== Task details ==
Omit the pictures and copy the entries exactly.

Web page and app entries:
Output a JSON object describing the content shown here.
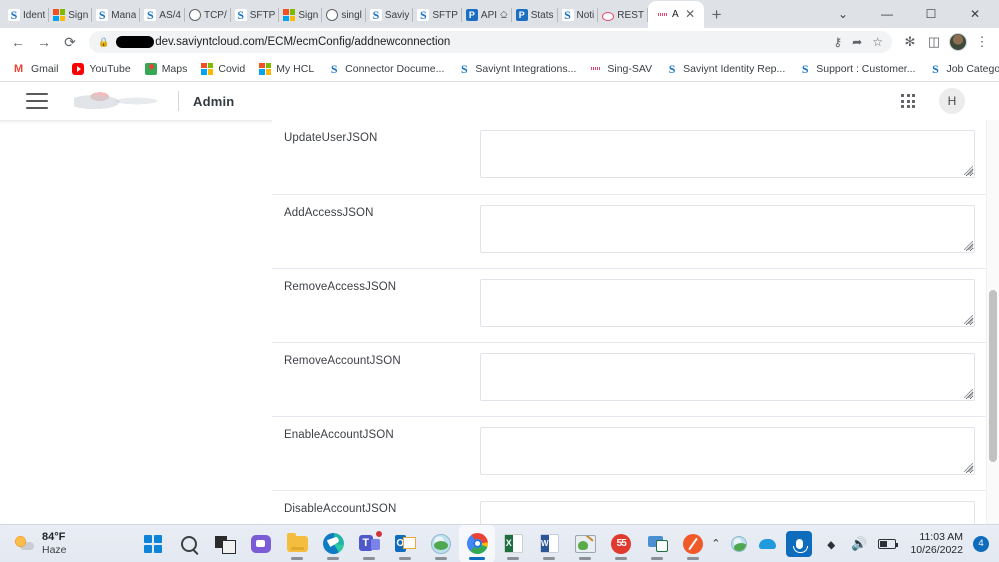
{
  "browser": {
    "tabs": [
      {
        "label": "Ident",
        "favicon": "saviynt-icon"
      },
      {
        "label": "Sign",
        "favicon": "microsoft-icon"
      },
      {
        "label": "Manа",
        "favicon": "saviynt-icon"
      },
      {
        "label": "AS/4",
        "favicon": "saviynt-icon"
      },
      {
        "label": "TCP/",
        "favicon": "globe-icon"
      },
      {
        "label": "SFTP",
        "favicon": "saviynt-icon"
      },
      {
        "label": "Sign",
        "favicon": "microsoft-icon"
      },
      {
        "label": "singl",
        "favicon": "globe-icon"
      },
      {
        "label": "Saviy",
        "favicon": "saviynt-icon"
      },
      {
        "label": "SFTP",
        "favicon": "saviynt-icon"
      },
      {
        "label": "API ⎐",
        "favicon": "postman-icon"
      },
      {
        "label": "Stats",
        "favicon": "postman-icon"
      },
      {
        "label": "Noti",
        "favicon": "saviynt-icon"
      },
      {
        "label": "REST",
        "favicon": "ring-icon"
      }
    ],
    "active_tab": {
      "label": "A",
      "favicon": "signature-icon",
      "close": "✕"
    },
    "new_tab_label": "+",
    "window_controls": {
      "minimize": "—",
      "maximize": "☐",
      "close": "✕",
      "more": "⌄"
    },
    "nav": {
      "back": "←",
      "forward": "→",
      "reload": "⟳"
    },
    "omnibox": {
      "lock_icon": "lock-icon",
      "url_redacted": true,
      "url": "dev.saviyntcloud.com/ECM/ecmConfig/addnewconnection",
      "actions": {
        "key": "⚷",
        "share": "➦",
        "bookmark": "☆"
      }
    },
    "toolbar_icons": {
      "extensions": "✻",
      "sidepanel": "◫",
      "profile": "avatar-icon",
      "menu": "⋮"
    },
    "bookmarks": [
      {
        "label": "Gmail",
        "favicon": "gmail-icon"
      },
      {
        "label": "YouTube",
        "favicon": "youtube-icon"
      },
      {
        "label": "Maps",
        "favicon": "maps-icon"
      },
      {
        "label": "Covid",
        "favicon": "microsoft-icon"
      },
      {
        "label": "My HCL",
        "favicon": "microsoft-icon"
      },
      {
        "label": "Connector Docume...",
        "favicon": "saviynt-icon"
      },
      {
        "label": "Saviynt Integrations...",
        "favicon": "saviynt-icon"
      },
      {
        "label": "Sing-SAV",
        "favicon": "signature-icon"
      },
      {
        "label": "Saviynt Identity Rep...",
        "favicon": "saviynt-icon"
      },
      {
        "label": "Support : Customer...",
        "favicon": "saviynt-icon"
      },
      {
        "label": "Job Categories for...",
        "favicon": "saviynt-icon"
      }
    ]
  },
  "app": {
    "header": {
      "menu_icon": "hamburger-icon",
      "logo": "saviynt-logo",
      "title": "Admin",
      "apps_icon": "apps-grid-icon",
      "avatar_initial": "H"
    },
    "form": {
      "fields": [
        {
          "label": "UpdateUserJSON",
          "value": "",
          "placeholder": ""
        },
        {
          "label": "AddAccessJSON",
          "value": "",
          "placeholder": ""
        },
        {
          "label": "RemoveAccessJSON",
          "value": "",
          "placeholder": ""
        },
        {
          "label": "RemoveAccountJSON",
          "value": "",
          "placeholder": ""
        },
        {
          "label": "EnableAccountJSON",
          "value": "",
          "placeholder": ""
        },
        {
          "label": "DisableAccountJSON",
          "value": "",
          "placeholder": ""
        }
      ]
    }
  },
  "taskbar": {
    "weather": {
      "temperature": "84°F",
      "condition": "Haze",
      "icon": "haze-sun-icon"
    },
    "apps": [
      {
        "name": "start-button",
        "icon": "windows-start-icon",
        "running": false,
        "active": false
      },
      {
        "name": "search",
        "icon": "search-icon",
        "running": false,
        "active": false
      },
      {
        "name": "task-view",
        "icon": "task-view-icon",
        "running": false,
        "active": false
      },
      {
        "name": "chat",
        "icon": "teams-chat-icon",
        "running": false,
        "active": false
      },
      {
        "name": "file-explorer",
        "icon": "folder-icon",
        "running": true,
        "active": false
      },
      {
        "name": "edge",
        "icon": "edge-icon",
        "running": true,
        "active": false
      },
      {
        "name": "teams",
        "icon": "teams-icon",
        "running": true,
        "active": false,
        "badge": true
      },
      {
        "name": "outlook",
        "icon": "outlook-icon",
        "running": true,
        "active": false
      },
      {
        "name": "globe-app",
        "icon": "globe-app-icon",
        "running": true,
        "active": false
      },
      {
        "name": "chrome",
        "icon": "chrome-icon",
        "running": true,
        "active": true
      },
      {
        "name": "excel",
        "icon": "excel-icon",
        "running": true,
        "active": false
      },
      {
        "name": "word",
        "icon": "word-icon",
        "running": true,
        "active": false
      },
      {
        "name": "paint",
        "icon": "paint-icon",
        "running": true,
        "active": false
      },
      {
        "name": "ss-app",
        "icon": "ss-red-icon",
        "running": true,
        "active": false
      },
      {
        "name": "xl-share",
        "icon": "excel-share-icon",
        "running": true,
        "active": false
      },
      {
        "name": "orange-app",
        "icon": "orange-pen-icon",
        "running": true,
        "active": false
      }
    ],
    "tray": {
      "overflow": "⌃",
      "icons": [
        "globe-tray-icon",
        "onedrive-icon",
        "microphone-icon",
        "wifi-icon",
        "volume-icon",
        "battery-icon"
      ],
      "time": "11:03 AM",
      "date": "10/26/2022",
      "notification_count": "4"
    }
  }
}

== Output of the task ==
Output a JSON object describing the content shown here.
{
  "browser": {
    "tabs": [
      {
        "label": "Ident",
        "favicon": "saviynt-icon"
      },
      {
        "label": "Sign",
        "favicon": "microsoft-icon"
      },
      {
        "label": "Manа",
        "favicon": "saviynt-icon"
      },
      {
        "label": "AS/4",
        "favicon": "saviynt-icon"
      },
      {
        "label": "TCP/",
        "favicon": "globe-icon"
      },
      {
        "label": "SFTP",
        "favicon": "saviynt-icon"
      },
      {
        "label": "Sign",
        "favicon": "microsoft-icon"
      },
      {
        "label": "singl",
        "favicon": "globe-icon"
      },
      {
        "label": "Saviy",
        "favicon": "saviynt-icon"
      },
      {
        "label": "SFTP",
        "favicon": "saviynt-icon"
      },
      {
        "label": "API ⎐",
        "favicon": "postman-icon"
      },
      {
        "label": "Stats",
        "favicon": "postman-icon"
      },
      {
        "label": "Noti",
        "favicon": "saviynt-icon"
      },
      {
        "label": "REST",
        "favicon": "ring-icon"
      }
    ],
    "active_tab": {
      "label": "A",
      "favicon": "signature-icon",
      "close": "✕"
    },
    "new_tab_label": "+",
    "window_controls": {
      "minimize": "—",
      "maximize": "☐",
      "close": "✕",
      "more": "⌄"
    },
    "nav": {
      "back": "←",
      "forward": "→",
      "reload": "⟳"
    },
    "omnibox": {
      "lock_icon": "lock-icon",
      "url_redacted": true,
      "url": "dev.saviyntcloud.com/ECM/ecmConfig/addnewconnection",
      "actions": {
        "key": "⚷",
        "share": "➦",
        "bookmark": "☆"
      }
    },
    "toolbar_icons": {
      "extensions": "✻",
      "sidepanel": "◫",
      "profile": "avatar-icon",
      "menu": "⋮"
    },
    "bookmarks": [
      {
        "label": "Gmail",
        "favicon": "gmail-icon"
      },
      {
        "label": "YouTube",
        "favicon": "youtube-icon"
      },
      {
        "label": "Maps",
        "favicon": "maps-icon"
      },
      {
        "label": "Covid",
        "favicon": "microsoft-icon"
      },
      {
        "label": "My HCL",
        "favicon": "microsoft-icon"
      },
      {
        "label": "Connector Docume...",
        "favicon": "saviynt-icon"
      },
      {
        "label": "Saviynt Integrations...",
        "favicon": "saviynt-icon"
      },
      {
        "label": "Sing-SAV",
        "favicon": "signature-icon"
      },
      {
        "label": "Saviynt Identity Rep...",
        "favicon": "saviynt-icon"
      },
      {
        "label": "Support : Customer...",
        "favicon": "saviynt-icon"
      },
      {
        "label": "Job Categories for...",
        "favicon": "saviynt-icon"
      }
    ]
  },
  "app": {
    "header": {
      "menu_icon": "hamburger-icon",
      "logo": "saviynt-logo",
      "title": "Admin",
      "apps_icon": "apps-grid-icon",
      "avatar_initial": "H"
    },
    "form": {
      "fields": [
        {
          "label": "UpdateUserJSON",
          "value": "",
          "placeholder": ""
        },
        {
          "label": "AddAccessJSON",
          "value": "",
          "placeholder": ""
        },
        {
          "label": "RemoveAccessJSON",
          "value": "",
          "placeholder": ""
        },
        {
          "label": "RemoveAccountJSON",
          "value": "",
          "placeholder": ""
        },
        {
          "label": "EnableAccountJSON",
          "value": "",
          "placeholder": ""
        },
        {
          "label": "DisableAccountJSON",
          "value": "",
          "placeholder": ""
        }
      ]
    }
  },
  "taskbar": {
    "weather": {
      "temperature": "84°F",
      "condition": "Haze",
      "icon": "haze-sun-icon"
    },
    "apps": [
      {
        "name": "start-button",
        "icon": "windows-start-icon",
        "running": false,
        "active": false
      },
      {
        "name": "search",
        "icon": "search-icon",
        "running": false,
        "active": false
      },
      {
        "name": "task-view",
        "icon": "task-view-icon",
        "running": false,
        "active": false
      },
      {
        "name": "chat",
        "icon": "teams-chat-icon",
        "running": false,
        "active": false
      },
      {
        "name": "file-explorer",
        "icon": "folder-icon",
        "running": true,
        "active": false
      },
      {
        "name": "edge",
        "icon": "edge-icon",
        "running": true,
        "active": false
      },
      {
        "name": "teams",
        "icon": "teams-icon",
        "running": true,
        "active": false,
        "badge": true
      },
      {
        "name": "outlook",
        "icon": "outlook-icon",
        "running": true,
        "active": false
      },
      {
        "name": "globe-app",
        "icon": "globe-app-icon",
        "running": true,
        "active": false
      },
      {
        "name": "chrome",
        "icon": "chrome-icon",
        "running": true,
        "active": true
      },
      {
        "name": "excel",
        "icon": "excel-icon",
        "running": true,
        "active": false
      },
      {
        "name": "word",
        "icon": "word-icon",
        "running": true,
        "active": false
      },
      {
        "name": "paint",
        "icon": "paint-icon",
        "running": true,
        "active": false
      },
      {
        "name": "ss-app",
        "icon": "ss-red-icon",
        "running": true,
        "active": false
      },
      {
        "name": "xl-share",
        "icon": "excel-share-icon",
        "running": true,
        "active": false
      },
      {
        "name": "orange-app",
        "icon": "orange-pen-icon",
        "running": true,
        "active": false
      }
    ],
    "tray": {
      "overflow": "⌃",
      "icons": [
        "globe-tray-icon",
        "onedrive-icon",
        "microphone-icon",
        "wifi-icon",
        "volume-icon",
        "battery-icon"
      ],
      "time": "11:03 AM",
      "date": "10/26/2022",
      "notification_count": "4"
    }
  }
}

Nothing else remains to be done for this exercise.